    For example, on the surface, cost containment (bottom line focused) and innovation (top line focused) actions/strategies might sound like seemingly opposites similar to the opposing pairs of Solomon. But if we think about them within the context of a larger objective — say, to turnaround and grow the company — depending upon the environmental factors, we’d choose one action (for a season) as a stepping stone for another action (for a new season) – which kind of implies that “doing both” actions within the context of the larger objective is the way to go as long as we do not mix them up within a season– in the words of Solomon. In other words, judging the actions or strategies themselves in isolation might sound like polar opposites- but, when we look at them within the context of the larger intent/objective along with the timing/season dimension — we can clearly recognize that they are complimentary actions as long as we execute both of them within the context of their respective seasons.
    Now, coming back to the five part wisdom – time/seasons dimension need some additional focus as they are the instruments of measurement/assessment/perfection of the strategic planning cycle. In other words, time is an effective tool in planning and executing strategies and without it, strategic planning has no relevance. The concept of time or seasons is what gives us the confidence that every down cycle (e.g. recession or a business down cycle) has a beginning and an end. If God did not create time/seasons, there will be no end to the unpleasant situations -whether it be life or social or business situations. In other words – if situations like “sickness, disease, misfortunes, misunderstandings, quarrels, failures, disappointments and business losses” have no end – our life will be totally meaningless. In fact, if there is no down time – we will not be able to even appreciate the goodness of up time – leave alone experiencing them. As the saying goes – “we can appreciate the goodness of shadow only when we are under a torching sun”- and so I would even go to the extent of saying – every one of us need down times in our lives to appreciate the good things of up times from God! Regards,Charles

  4. Hi Gerald and Charles,

    I thank you so much for your insights.

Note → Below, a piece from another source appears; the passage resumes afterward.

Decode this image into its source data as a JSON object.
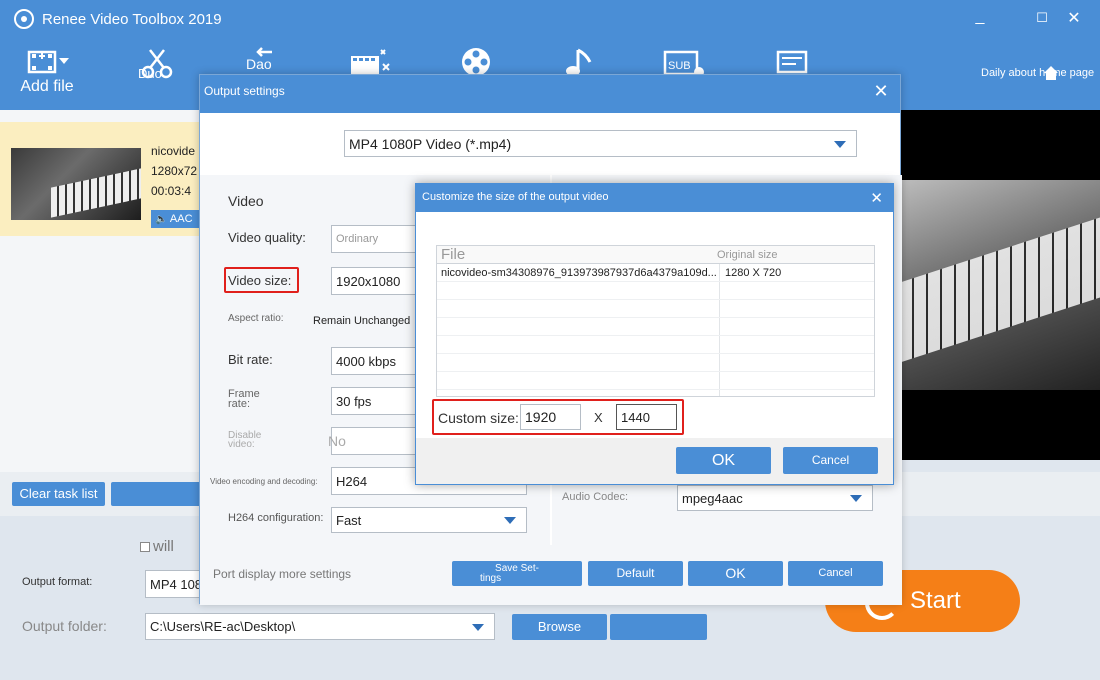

    As for Gerald's response to my question, I find this response valid and its validation is supported by the post written by Chris Oestereich and entitled "“Tack” Your Way to a Balanced Project Management Approach". It discusses anchoring in a great way.The link is